the statement the minister made the other day with regard to the government of Canada not guaranteeing deposits in the ordinary chartered banks of this country. Considering the great losses which have been incurred during the last twro years of savings which have been deposited in a certain bank in Canada, it is of great importance for the people, particularly that class of people who deposit their savings-and you might count them in very large numbers-to know that they have some place, such as the government post office savings bank, where their savings can be guaranteed. The government from time to time has preached the advisability of thrift. I do not know of any greater encouragement that the government could give to the people of this country to be thrifty than offering them one
per cent higher rate of interest on their savings in the post office savings bank than the rate the people are receiving at the present time.
I was somewhat surprised the other day when :he minister made the statement most emphatically that the government of this country would not guarantee savings in the ordinary bank.
I stated the fact-and my hon. friend has a responsibility in that matter, as he is a member of the Banking and Commerce committee-that under the banking laws of Canada the government are not responsible in such cases.

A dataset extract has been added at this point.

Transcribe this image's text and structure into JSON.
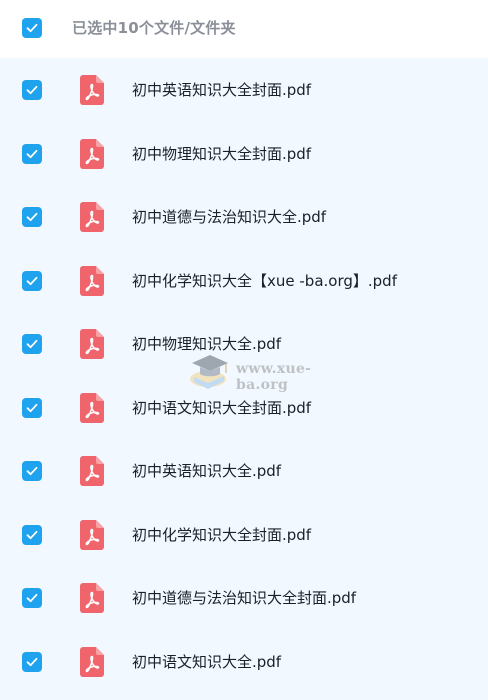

That makes my case all the better. In 1923 the hon. member for Macleod (Mr. Coote) proposed an amendment to the Bank Act before the Banking and Commerce committee, suggesting that a notice be placed in each bank advising the public that the government. of Canada did not assume any responsibility for the safety of deposits in that bank. At that time the amendment was strongly opposed by the government and (its supporters, and it did not carry. If, as the minister has informed the House and the public in the last few days- which I admit is correct-that the government will not^ guarantee deposits in the banks, why was the amendment not allowed to go through? I make this statement now because the two attitudes seem to me to be opposed. I hope that before the minister comes to this House again desiring to float other loans, whether to pay for public works or to meet indebtedness, he will consider the question of increasing the rate of interest given by the government on post office savings.